[INFORMATION GIVEN]

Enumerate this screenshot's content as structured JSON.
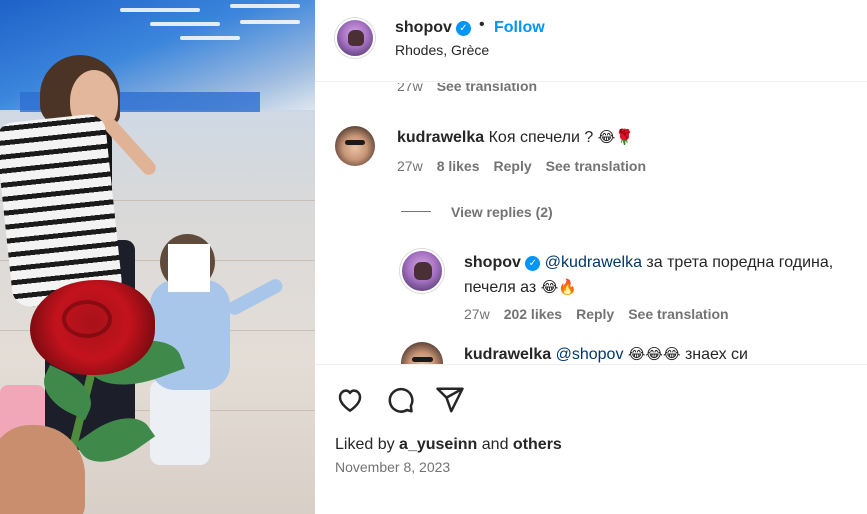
{
  "post": {
    "username": "shopov",
    "follow_label": "Follow",
    "dot": "•",
    "location": "Rhodes, Grèce",
    "verified_icon": "verified-badge-icon",
    "accent_color": "#0095f6"
  },
  "comments": {
    "prev_meta": {
      "age": "27w",
      "translate": "See translation"
    },
    "c1": {
      "username": "kudrawelka",
      "text": "Коя спечели ?",
      "emoji": "😂🌹",
      "age": "27w",
      "likes": "8 likes",
      "reply": "Reply",
      "translate": "See translation"
    },
    "view_replies": "View replies (2)",
    "r1": {
      "username": "shopov",
      "mention": "@kudrawelka",
      "text_line1": "за трета поредна година,",
      "text_line2": "печеля аз",
      "emoji": "😂🔥",
      "age": "27w",
      "likes": "202 likes",
      "reply": "Reply",
      "translate": "See translation"
    },
    "r2": {
      "username": "kudrawelka",
      "mention": "@shopov",
      "emoji": "😂😂😂",
      "text": "знаех си"
    }
  },
  "actions": {
    "like_icon": "heart-icon",
    "comment_icon": "comment-icon",
    "share_icon": "share-icon",
    "liked_by_prefix": "Liked by",
    "liked_by_user": "a_yuseinn",
    "liked_by_and": "and",
    "liked_by_others": "others",
    "date": "November 8, 2023"
  }
}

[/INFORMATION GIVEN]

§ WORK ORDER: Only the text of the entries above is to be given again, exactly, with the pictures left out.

§ EXERCISE RESPONSE:
Enumerate this screenshot's content as structured JSON.
{
  "post": {
    "username": "shopov",
    "follow_label": "Follow",
    "dot": "•",
    "location": "Rhodes, Grèce",
    "verified_icon": "verified-badge-icon",
    "accent_color": "#0095f6"
  },
  "comments": {
    "prev_meta": {
      "age": "27w",
      "translate": "See translation"
    },
    "c1": {
      "username": "kudrawelka",
      "text": "Коя спечели ?",
      "emoji": "😂🌹",
      "age": "27w",
      "likes": "8 likes",
      "reply": "Reply",
      "translate": "See translation"
    },
    "view_replies": "View replies (2)",
    "r1": {
      "username": "shopov",
      "mention": "@kudrawelka",
      "text_line1": "за трета поредна година,",
      "text_line2": "печеля аз",
      "emoji": "😂🔥",
      "age": "27w",
      "likes": "202 likes",
      "reply": "Reply",
      "translate": "See translation"
    },
    "r2": {
      "username": "kudrawelka",
      "mention": "@shopov",
      "emoji": "😂😂😂",
      "text": "знаех си"
    }
  },
  "actions": {
    "like_icon": "heart-icon",
    "comment_icon": "comment-icon",
    "share_icon": "share-icon",
    "liked_by_prefix": "Liked by",
    "liked_by_user": "a_yuseinn",
    "liked_by_and": "and",
    "liked_by_others": "others",
    "date": "November 8, 2023"
  }
}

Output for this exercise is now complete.